“No one likes to be in that situation, but you have to accept the world is a little bit different for a period of time even if it’s not your first choice and you’ve just got to get on with it.

“I’ve been incredibly pleased with the way the players have all reacted, and the staff, to a very difficult situation and it’s made us stronger together.

“We can feel pretty good about the fact we’ve got through this together and hopefully when the world comes back to normal, we’ll get going again.”

Boyd continues to build a formidable squad at Saints, bringing through a plethora of talented young players and trusting them at the top level.

And he added: “On top of those guys who signed new deals last month, we’d already signed quite a few guys to two or three-year contracts.

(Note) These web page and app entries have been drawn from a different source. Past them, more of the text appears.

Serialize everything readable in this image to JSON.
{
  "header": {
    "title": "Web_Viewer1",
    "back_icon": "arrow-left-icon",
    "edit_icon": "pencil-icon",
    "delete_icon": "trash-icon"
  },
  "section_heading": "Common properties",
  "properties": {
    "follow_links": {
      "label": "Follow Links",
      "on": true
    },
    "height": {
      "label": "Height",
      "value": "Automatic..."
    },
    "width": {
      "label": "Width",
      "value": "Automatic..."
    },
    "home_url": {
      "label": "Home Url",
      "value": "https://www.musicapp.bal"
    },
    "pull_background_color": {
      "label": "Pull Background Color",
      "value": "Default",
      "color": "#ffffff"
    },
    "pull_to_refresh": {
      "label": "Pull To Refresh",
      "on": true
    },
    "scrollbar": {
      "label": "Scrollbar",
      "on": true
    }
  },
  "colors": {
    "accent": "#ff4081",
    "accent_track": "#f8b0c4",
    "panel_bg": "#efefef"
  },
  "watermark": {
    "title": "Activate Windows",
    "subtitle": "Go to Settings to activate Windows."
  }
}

“Guys were going to be out of contract in 2021 - we had a lot of youngsters who had come on nicely in the past two or three years on that list - and all of those guys have recommitted long term so we’ve got a very stable environment here for the next two, three, four years.

“Hopefully if we’ve got our selections right and we can keep growing the individuals and the coaching group and S&C group and the medical group - I’ve got faith in all those areas - we can get some return on our investment.”

Saints will hope to get that return when the action resumes next month.

But it is set to be in an extremely strange environment, with no fans likely to be allowed into grounds for some time yet.

Boyd has watched closely, seeing how behind-closed-doors action has worked in football.

And he said: “It’s interesting, eh?

“Obviously I’ve watched quite a bit on TV and you get the crowd noise piped in on the TV, which they don’t get on the ground.

“It’s going to be eerie to be honest and we’ll talk about what that might look like at some stage.”